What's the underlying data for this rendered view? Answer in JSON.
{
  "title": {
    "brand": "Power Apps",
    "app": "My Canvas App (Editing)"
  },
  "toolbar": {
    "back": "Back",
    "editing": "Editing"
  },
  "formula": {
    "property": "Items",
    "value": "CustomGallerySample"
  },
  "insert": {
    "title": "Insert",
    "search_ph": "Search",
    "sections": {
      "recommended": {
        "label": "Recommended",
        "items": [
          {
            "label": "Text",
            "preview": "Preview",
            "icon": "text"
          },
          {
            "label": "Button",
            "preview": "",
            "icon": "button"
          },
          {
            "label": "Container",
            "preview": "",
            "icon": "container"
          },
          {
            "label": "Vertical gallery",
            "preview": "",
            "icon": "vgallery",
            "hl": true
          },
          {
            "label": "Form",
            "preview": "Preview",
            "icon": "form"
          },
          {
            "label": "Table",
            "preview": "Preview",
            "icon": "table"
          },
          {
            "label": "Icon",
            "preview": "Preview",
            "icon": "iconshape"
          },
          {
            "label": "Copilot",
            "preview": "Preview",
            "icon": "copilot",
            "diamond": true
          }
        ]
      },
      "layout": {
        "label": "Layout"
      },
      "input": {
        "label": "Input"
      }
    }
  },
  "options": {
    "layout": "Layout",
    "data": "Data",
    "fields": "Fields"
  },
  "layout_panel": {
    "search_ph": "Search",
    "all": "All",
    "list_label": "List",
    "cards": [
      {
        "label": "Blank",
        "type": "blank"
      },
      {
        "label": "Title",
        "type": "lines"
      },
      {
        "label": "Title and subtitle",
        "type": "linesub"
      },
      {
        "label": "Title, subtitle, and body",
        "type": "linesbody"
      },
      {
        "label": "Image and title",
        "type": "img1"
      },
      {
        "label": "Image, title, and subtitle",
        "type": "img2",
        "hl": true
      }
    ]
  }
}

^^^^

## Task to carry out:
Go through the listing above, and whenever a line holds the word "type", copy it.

## Answer to this task:
        "type": "blank"
        "type": "lines"
        "type": "linesub"
        "type": "linesbody"
        "type": "img1"
        "type": "img2",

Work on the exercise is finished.